Problem details
Report back every line below that carries the word "have".

Website and app data records:
○ ○ ○ ○ ○
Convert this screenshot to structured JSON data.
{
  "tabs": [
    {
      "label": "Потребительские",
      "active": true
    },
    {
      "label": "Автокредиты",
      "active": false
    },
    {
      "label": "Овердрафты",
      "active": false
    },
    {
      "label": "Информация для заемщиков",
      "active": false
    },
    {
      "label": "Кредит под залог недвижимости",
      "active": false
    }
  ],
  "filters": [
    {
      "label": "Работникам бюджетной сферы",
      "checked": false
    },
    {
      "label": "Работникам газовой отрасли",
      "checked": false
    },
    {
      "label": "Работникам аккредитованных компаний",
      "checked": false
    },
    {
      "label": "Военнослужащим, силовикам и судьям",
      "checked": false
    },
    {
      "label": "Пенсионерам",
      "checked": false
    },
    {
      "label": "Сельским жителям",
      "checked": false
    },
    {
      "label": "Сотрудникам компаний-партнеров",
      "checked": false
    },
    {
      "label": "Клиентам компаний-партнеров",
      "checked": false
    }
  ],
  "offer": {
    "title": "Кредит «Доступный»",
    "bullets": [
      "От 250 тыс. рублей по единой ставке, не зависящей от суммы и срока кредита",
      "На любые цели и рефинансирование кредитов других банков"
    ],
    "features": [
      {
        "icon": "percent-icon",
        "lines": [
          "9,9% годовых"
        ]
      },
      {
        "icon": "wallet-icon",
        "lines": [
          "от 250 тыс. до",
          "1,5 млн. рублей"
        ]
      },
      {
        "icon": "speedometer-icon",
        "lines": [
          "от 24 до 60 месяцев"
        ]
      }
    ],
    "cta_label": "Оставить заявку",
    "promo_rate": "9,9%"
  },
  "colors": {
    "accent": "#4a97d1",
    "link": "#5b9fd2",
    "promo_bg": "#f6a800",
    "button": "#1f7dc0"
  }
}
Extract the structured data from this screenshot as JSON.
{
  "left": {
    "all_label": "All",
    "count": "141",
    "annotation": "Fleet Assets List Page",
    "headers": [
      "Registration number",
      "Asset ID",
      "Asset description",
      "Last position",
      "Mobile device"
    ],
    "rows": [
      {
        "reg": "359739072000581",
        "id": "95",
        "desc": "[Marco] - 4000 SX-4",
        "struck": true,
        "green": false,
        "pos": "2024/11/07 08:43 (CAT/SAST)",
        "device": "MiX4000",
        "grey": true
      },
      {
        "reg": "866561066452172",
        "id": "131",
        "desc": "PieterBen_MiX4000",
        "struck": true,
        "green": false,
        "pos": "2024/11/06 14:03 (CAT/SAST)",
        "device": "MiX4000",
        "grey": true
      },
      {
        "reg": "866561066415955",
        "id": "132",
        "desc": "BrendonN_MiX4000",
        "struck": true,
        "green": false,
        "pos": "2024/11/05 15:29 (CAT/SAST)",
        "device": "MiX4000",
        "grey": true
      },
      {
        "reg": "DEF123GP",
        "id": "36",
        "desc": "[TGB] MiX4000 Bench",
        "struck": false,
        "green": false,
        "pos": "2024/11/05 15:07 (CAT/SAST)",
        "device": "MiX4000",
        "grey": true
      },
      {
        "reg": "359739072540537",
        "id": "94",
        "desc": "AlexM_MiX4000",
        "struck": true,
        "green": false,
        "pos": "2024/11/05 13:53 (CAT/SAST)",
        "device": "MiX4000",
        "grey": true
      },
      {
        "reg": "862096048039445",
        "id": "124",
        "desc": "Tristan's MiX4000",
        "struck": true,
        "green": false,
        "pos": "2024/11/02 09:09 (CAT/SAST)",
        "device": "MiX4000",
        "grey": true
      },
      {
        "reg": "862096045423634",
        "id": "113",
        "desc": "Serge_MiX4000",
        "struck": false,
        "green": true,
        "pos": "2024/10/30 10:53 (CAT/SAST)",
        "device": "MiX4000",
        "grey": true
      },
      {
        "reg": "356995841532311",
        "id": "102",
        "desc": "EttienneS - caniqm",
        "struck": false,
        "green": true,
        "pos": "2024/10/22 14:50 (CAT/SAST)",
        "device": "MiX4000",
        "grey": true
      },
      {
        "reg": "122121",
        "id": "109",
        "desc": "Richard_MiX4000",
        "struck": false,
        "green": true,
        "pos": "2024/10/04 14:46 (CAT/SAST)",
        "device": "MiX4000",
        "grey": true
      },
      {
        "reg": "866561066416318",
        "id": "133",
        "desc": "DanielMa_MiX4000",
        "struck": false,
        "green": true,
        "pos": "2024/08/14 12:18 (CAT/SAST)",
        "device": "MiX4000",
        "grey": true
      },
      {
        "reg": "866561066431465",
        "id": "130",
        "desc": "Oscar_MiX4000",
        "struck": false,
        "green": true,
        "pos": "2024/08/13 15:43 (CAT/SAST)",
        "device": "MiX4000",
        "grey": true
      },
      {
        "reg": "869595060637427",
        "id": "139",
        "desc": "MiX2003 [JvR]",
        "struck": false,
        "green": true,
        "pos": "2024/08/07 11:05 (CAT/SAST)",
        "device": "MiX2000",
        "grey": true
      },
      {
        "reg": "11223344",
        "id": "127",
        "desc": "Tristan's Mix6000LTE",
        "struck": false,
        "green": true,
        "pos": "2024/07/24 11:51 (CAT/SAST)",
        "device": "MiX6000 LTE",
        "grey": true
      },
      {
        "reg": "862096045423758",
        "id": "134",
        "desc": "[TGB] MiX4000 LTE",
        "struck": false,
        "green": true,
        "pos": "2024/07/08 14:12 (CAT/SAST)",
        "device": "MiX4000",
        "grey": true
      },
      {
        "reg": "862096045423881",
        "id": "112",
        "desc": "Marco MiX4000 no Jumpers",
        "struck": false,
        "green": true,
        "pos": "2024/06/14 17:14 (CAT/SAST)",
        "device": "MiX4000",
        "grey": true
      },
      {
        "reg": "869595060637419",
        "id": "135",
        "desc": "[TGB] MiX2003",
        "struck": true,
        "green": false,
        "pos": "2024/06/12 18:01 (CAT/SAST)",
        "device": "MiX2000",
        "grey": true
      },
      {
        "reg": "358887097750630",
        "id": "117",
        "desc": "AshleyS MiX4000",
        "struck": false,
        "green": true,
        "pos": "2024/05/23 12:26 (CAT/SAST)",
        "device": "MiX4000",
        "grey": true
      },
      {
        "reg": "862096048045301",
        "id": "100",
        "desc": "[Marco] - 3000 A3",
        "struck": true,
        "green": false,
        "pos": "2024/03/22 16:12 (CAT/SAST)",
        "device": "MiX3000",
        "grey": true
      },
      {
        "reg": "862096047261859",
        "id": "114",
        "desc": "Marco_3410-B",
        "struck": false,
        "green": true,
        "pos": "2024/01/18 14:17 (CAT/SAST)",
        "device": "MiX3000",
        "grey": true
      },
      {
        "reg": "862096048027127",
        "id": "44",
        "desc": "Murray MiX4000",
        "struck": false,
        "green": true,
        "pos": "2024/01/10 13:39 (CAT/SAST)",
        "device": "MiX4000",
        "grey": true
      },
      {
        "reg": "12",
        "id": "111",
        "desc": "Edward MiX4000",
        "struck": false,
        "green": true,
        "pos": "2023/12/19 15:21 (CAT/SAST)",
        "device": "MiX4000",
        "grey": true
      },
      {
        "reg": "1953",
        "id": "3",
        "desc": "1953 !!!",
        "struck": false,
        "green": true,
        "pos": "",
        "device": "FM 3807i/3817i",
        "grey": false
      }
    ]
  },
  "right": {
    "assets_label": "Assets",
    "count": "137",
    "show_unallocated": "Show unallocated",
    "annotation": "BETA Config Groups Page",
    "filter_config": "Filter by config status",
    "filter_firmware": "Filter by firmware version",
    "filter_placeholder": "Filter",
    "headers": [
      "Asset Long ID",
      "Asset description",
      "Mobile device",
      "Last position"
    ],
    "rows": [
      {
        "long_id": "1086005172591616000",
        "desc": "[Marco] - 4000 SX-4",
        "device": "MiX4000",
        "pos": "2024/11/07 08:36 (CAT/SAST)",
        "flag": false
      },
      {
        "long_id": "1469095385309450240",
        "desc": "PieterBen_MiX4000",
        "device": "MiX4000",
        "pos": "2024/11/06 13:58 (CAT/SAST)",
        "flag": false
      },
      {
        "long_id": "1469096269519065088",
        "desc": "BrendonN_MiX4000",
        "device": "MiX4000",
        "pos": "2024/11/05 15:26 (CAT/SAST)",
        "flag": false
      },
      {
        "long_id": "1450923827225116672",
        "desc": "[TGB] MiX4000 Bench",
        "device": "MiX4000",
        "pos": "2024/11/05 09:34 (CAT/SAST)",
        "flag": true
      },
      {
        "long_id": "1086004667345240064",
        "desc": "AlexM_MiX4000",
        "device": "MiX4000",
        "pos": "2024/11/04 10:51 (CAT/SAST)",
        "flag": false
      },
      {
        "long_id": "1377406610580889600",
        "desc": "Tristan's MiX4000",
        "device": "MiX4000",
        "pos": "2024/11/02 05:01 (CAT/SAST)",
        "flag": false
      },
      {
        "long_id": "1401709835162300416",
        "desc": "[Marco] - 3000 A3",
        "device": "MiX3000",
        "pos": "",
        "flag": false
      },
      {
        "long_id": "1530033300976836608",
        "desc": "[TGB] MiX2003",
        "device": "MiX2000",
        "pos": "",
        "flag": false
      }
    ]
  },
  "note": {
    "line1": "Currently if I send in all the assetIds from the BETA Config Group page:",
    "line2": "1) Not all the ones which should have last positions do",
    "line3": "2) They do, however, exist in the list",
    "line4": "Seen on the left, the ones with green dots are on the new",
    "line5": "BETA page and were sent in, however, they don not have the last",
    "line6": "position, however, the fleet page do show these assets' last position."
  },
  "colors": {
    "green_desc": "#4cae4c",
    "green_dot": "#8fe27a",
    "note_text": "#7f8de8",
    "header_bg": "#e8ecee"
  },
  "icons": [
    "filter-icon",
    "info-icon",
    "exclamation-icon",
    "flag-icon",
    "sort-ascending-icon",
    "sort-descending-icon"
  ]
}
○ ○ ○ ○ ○
Reply to the exercise
    "line2": "1) Not all the ones which should have last positions do",
    "line5": "BETA page and were sent in, however, they don not have the last",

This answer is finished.